Understanding Income Tax Audit

An income tax audit examines an individual or entity’s financial information to ensure compliance with tax laws and regulations. The purpose is to verify the accuracy of reported income, deductions, and credits and to identify any discrepancies that may lead to adjustments or penalties. While audits can be triggered for various reasons, understanding the limits that define when and how they occur is crucial.

Income Thresholds

The income threshold is one of the primary factors determining whether an individual or business is subject to an income tax audit. Different countries establish specific income limits, beyond which taxpayers are more likely to face scrutiny. These thresholds target higher-income individuals and businesses with more complex financial arrangements.

For instance, the Internal Revenue Service (IRS) typically focuses on individuals with higher incomes in the United States. The exact threshold can change from year to year, and it often depends on factors such as filing status and the nature of income. Keeping abreast of these changes is essential for taxpayers to understand whether they fall within the audit radar.

Random Audits vs. Triggered Audits

Income tax audits can be broadly categorized into two types: random audits and triggered audits. As the name suggests, random audits occur without any specific reason or trigger. Tax authorities select a certain percentage of tax returns for scrutiny, irrespective of income levels or suspected discrepancies. This random selection ensures fairness and prevents taxpayers from predicting when they might be audited.

On the other hand, triggered audits are initiated based on certain red flags or suspicious activities detected in a tax return. Common triggers include unusually high deductions, inconsistencies in reported income, or a significant change in financial behavior. Understanding these triggers is crucial for taxpayers, allowing them to take preventive measures and ensure accurate reporting.

Business Size and Complexity

For businesses, the size and complexity of operations can also influence the likelihood of facing an income tax audit. Larger enterprises with intricate financial structures, numerous transactions, and extensive international dealings may attract more attention from tax authorities. The rationale is that these businesses have a higher likelihood of errors or intentional tax evasion, making them a priority for audit selection.

Small businesses face lower audit risk unless financial irregularities exist. Learn audit-prone factors to implement strong financial practices and reduce unwanted attention.

The limit for income tax audits is not a one-size-fits-all concept. It is a nuanced interplay of income thresholds, random and triggered audits, and the complexity of financial affairs. Taxpayers must be proactive in staying informed about the current income limits set by tax authorities and understanding the triggers that could lead to an audit.
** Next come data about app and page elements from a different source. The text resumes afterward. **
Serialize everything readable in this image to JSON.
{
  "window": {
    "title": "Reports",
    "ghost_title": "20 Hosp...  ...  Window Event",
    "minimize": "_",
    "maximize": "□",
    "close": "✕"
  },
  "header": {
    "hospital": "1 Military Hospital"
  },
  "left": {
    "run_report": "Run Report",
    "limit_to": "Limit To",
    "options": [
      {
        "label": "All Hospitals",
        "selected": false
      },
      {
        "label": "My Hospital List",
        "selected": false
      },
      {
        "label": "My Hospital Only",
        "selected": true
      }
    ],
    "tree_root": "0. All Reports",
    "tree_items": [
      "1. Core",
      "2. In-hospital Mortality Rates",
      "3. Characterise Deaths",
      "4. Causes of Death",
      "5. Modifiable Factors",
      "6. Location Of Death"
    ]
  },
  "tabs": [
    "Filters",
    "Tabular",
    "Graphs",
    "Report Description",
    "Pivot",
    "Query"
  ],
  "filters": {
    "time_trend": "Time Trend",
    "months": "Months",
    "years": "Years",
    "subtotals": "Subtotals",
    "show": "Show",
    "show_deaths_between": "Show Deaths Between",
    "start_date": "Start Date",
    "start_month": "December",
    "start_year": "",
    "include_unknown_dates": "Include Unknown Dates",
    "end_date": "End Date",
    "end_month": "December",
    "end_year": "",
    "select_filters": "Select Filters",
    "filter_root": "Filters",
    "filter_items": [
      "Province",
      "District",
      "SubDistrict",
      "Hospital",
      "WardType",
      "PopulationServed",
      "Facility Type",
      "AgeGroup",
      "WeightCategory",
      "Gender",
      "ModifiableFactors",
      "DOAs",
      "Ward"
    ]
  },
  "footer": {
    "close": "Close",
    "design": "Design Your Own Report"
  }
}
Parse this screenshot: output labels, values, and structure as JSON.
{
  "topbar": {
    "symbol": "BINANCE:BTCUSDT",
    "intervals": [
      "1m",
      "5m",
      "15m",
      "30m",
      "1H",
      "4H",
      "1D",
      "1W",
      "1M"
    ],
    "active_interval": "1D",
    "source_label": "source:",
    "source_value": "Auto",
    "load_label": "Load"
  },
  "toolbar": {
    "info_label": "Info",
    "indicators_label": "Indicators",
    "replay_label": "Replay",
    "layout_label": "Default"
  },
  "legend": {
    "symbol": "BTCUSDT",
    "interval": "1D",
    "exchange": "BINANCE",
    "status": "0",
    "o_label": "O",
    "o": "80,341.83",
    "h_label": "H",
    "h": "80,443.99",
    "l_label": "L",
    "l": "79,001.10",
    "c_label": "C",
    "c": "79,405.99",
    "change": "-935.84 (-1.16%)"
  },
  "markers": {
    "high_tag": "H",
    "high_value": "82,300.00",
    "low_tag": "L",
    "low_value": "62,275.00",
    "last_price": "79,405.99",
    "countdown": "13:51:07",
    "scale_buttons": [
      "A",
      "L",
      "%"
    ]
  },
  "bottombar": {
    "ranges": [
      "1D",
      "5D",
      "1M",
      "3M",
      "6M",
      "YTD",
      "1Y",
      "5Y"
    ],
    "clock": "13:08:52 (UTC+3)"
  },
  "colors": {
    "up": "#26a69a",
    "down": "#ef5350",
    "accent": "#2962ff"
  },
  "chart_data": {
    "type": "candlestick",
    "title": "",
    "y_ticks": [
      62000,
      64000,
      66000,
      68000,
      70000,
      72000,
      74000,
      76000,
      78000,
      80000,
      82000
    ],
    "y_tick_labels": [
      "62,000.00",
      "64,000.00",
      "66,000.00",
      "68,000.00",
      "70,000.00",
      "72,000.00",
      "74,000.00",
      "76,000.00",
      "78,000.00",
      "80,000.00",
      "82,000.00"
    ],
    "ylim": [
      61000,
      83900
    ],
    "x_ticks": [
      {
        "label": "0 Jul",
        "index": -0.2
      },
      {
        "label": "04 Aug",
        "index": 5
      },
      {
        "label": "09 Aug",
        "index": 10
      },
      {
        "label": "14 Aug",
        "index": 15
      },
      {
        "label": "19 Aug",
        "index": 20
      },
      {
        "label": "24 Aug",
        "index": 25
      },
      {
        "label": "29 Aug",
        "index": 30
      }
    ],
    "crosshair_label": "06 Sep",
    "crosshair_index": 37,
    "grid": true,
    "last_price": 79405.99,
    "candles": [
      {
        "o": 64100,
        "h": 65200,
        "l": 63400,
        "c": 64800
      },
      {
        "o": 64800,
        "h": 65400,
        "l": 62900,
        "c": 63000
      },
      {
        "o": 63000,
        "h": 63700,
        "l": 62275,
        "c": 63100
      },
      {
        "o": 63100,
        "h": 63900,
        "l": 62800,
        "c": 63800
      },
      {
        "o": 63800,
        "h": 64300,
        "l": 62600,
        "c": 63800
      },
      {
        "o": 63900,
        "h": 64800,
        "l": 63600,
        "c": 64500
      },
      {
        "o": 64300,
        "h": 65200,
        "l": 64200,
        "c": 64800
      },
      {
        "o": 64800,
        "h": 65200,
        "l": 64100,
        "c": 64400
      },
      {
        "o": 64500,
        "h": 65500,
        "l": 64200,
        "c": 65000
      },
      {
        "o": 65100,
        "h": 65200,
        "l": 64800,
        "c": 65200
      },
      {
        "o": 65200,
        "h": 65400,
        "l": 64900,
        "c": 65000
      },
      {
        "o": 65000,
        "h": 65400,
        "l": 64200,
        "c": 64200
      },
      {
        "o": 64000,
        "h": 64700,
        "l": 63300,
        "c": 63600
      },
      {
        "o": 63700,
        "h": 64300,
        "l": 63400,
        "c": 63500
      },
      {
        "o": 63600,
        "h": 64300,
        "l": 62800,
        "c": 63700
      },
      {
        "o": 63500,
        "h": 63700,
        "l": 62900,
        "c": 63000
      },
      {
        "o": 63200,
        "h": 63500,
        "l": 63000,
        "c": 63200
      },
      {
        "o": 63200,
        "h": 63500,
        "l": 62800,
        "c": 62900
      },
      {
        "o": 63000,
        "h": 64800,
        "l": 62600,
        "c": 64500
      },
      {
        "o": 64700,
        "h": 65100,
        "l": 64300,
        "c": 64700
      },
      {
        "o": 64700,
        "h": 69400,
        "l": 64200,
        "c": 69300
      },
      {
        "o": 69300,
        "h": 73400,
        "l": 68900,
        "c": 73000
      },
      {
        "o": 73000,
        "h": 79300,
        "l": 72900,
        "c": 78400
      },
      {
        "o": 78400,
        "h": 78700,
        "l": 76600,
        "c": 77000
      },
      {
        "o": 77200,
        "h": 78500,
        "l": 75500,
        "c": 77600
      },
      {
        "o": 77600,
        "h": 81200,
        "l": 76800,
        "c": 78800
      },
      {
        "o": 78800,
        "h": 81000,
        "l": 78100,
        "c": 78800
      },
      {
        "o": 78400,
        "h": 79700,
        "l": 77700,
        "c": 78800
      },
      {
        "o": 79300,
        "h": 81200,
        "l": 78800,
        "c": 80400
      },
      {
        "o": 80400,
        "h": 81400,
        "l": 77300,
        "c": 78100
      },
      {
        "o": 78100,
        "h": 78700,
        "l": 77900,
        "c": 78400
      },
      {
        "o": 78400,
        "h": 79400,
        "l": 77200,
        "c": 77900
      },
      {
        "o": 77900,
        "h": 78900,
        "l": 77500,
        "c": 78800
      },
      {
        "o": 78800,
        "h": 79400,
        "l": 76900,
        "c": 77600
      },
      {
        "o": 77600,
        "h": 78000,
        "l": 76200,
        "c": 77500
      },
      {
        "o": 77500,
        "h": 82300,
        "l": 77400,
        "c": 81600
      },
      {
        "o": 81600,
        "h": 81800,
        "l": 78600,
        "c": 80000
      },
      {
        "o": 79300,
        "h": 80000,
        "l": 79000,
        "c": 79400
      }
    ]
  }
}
Maintaining accurate and transparent financial records is critical to navigating the audit landscape. Empower yourself with professional advice, reliable accounting software, and up-to-date tax law knowledge for successful tax compliance.

While the prospect of an income tax audit may seem daunting, a proactive and informed approach can turn it into an opportunity for ensuring financial health and compliance. Navigate income tax audits with confidence for a transparent and fair tax system.